“I am understood,” I thought.

Maybe you’ve experienced this too. It seems several Twitter users have, based on the re-tweets and “likes” that my post about book-finishing received:

We want to be understood. I know I do.

I’m the introvert who watches Susan Cain’s TED talk over and over, because it’s just so darn relatable.

The single woman who sends her roommates Buzzfeed lists like “17 Things Only Single Women Will Understand” (made that one up, although it probably exists) — to which they reply “Haha, yes, that is SO us! The Internet always understands.”

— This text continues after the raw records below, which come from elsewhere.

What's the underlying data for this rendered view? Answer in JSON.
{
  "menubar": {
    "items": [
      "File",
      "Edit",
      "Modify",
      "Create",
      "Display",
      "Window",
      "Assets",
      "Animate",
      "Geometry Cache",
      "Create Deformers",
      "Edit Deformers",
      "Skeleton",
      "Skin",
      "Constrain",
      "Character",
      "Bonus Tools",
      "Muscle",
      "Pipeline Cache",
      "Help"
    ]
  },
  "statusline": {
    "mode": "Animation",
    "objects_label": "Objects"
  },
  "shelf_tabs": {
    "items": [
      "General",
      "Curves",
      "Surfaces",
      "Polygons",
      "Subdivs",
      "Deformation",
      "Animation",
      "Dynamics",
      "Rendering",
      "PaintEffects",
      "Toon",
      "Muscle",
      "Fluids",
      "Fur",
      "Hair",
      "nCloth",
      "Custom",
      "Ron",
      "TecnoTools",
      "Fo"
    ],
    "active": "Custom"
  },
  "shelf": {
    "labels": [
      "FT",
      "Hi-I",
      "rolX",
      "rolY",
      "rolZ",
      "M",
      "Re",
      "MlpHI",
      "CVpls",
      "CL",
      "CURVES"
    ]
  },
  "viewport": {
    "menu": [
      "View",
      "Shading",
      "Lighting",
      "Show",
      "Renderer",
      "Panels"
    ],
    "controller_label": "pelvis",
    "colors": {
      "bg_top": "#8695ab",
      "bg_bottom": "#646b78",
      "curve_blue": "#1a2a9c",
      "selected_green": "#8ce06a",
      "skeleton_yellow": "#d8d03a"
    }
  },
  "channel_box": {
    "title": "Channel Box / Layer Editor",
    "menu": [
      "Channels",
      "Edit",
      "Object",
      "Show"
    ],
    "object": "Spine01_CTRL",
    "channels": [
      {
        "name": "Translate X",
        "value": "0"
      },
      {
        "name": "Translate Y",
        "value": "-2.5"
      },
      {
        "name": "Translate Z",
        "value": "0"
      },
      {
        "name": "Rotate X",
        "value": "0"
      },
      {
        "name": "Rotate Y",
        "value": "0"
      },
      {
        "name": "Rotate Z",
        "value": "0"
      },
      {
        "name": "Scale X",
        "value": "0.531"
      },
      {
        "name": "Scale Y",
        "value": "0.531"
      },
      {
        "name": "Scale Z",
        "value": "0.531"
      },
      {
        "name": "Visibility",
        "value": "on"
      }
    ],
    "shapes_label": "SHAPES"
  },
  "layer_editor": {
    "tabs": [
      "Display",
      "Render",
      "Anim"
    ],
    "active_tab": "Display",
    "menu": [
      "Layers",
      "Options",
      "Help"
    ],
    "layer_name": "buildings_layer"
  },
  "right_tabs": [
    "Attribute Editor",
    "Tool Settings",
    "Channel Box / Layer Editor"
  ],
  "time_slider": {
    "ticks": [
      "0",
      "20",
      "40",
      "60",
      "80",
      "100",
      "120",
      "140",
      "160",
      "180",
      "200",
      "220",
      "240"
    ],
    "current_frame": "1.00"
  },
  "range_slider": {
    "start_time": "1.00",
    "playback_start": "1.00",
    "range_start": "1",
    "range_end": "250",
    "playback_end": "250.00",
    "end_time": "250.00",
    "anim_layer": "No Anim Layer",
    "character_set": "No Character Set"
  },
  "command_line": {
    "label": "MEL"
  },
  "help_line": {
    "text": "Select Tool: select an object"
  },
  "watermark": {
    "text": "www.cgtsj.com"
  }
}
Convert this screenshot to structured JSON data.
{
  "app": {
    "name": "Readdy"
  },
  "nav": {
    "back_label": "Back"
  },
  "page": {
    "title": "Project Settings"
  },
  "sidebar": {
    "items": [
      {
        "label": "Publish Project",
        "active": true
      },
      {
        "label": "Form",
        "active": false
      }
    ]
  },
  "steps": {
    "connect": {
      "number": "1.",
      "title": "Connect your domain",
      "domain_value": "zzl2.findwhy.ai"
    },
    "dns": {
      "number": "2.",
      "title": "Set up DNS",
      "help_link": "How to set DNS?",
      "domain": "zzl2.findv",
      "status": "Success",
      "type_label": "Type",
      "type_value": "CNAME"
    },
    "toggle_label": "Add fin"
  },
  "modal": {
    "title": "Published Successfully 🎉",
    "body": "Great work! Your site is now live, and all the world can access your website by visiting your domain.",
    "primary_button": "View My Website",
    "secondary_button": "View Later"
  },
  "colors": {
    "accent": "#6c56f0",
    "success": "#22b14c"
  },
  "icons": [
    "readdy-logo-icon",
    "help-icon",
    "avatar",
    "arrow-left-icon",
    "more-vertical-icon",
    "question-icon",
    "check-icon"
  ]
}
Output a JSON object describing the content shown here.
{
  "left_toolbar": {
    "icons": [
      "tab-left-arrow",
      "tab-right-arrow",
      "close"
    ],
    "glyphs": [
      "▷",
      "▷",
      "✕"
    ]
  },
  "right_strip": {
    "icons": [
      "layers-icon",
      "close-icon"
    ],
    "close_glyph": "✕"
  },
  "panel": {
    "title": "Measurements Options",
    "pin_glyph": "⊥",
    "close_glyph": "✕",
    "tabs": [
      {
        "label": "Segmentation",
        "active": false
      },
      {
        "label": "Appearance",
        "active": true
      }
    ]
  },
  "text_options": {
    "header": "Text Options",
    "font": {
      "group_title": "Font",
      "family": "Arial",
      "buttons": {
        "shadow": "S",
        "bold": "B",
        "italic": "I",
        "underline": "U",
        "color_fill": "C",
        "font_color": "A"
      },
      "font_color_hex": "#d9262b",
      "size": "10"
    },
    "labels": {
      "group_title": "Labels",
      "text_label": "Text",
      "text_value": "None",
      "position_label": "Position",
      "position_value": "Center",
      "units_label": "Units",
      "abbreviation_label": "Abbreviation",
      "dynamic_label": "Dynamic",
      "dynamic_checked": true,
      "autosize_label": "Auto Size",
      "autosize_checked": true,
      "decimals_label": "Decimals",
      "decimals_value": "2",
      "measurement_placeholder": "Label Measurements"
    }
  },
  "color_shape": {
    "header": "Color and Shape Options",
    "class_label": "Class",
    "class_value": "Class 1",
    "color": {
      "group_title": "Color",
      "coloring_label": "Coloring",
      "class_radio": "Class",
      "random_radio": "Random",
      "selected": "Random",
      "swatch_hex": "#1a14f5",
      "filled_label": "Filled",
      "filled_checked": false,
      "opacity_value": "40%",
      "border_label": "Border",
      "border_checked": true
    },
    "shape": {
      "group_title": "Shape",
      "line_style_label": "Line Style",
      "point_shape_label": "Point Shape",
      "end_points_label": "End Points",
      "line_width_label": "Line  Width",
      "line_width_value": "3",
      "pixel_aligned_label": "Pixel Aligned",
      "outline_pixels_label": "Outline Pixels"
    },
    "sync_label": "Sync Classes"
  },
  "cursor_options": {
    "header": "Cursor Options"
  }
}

When you live in an overlap, this may be especially the case.

The overlap of adolescence and intelligence and a touch of depression? I’ve taught teenagers before (and, yes, been that teenager before) for whom Stephen Chbosky’s Perks of Being a Wallflower or John Green’s The Fault in Our Stars really hit the spot. I even saw TFIOS bring a 15-year-old, acne-ridden boy to tears. Reportedly, there was an eyelash in his eye, not tears. But, behind that eyelash he was seeing that it’s OK to use big words and woo a girl and be a little scared while you’re at it.

The overlap of evangelical Christianity and liturgical traditions? (My overlap of choice lately.) This is why Robert Weber’s Evangelicals on the Canterbury Trail, Todd Hunter’s The Accidental Anglican, and Preston Yancey’s Tables In the Wilderness exist.

The overlap of spirituality, doubt, grace, feminism, or any combination thereof? (My overlap of choice pretty much always.) Sarah Bessey, Rachel Held Evans, Addie Zierman, Anne Lamott, and Barbara Brown Taylor have been pretty understanding.

I realize that I’ve mostly cited non-fiction works, often memoirs, in the above paragraphs. But undoubtedly the same can be true of fiction. Anytime a character, real or imagined, lives a journey that in some way intersects our own, they can make us whisper: “I am understood.”

Why? Reading others’ stories can speak to some of our deepest desires: the desire to sense that my past is not too crazy and the desire to sense that my future is not too scary. If a character in a story experiences an abuse or loss or illness like you did once, you can know that it’s not “crazy”; it really does happen and it really is hard and you really can keep going. Or, if a character overcomes something that you hope to overcome in the future, you can know that it’s not impossible; she did it, so maybe you can too.

I hope you open a book and feel understood.

I hope you watch a movie, hear a sermon, tilt your head at a painting, and feel understood.

And I do hope you read this blog and feel understood. That might be my blogging goal for the year: to write things that make people feel understood. Whether you’ve felt depressed or hopeful, anxious or calm, accepted or rejected, ambitious or afraid of the future, committed to your faith tradition or questioning faith and tradition, whatever the case, I hope you’ll read my stories and see that I am too and say it with me: “I am understood.”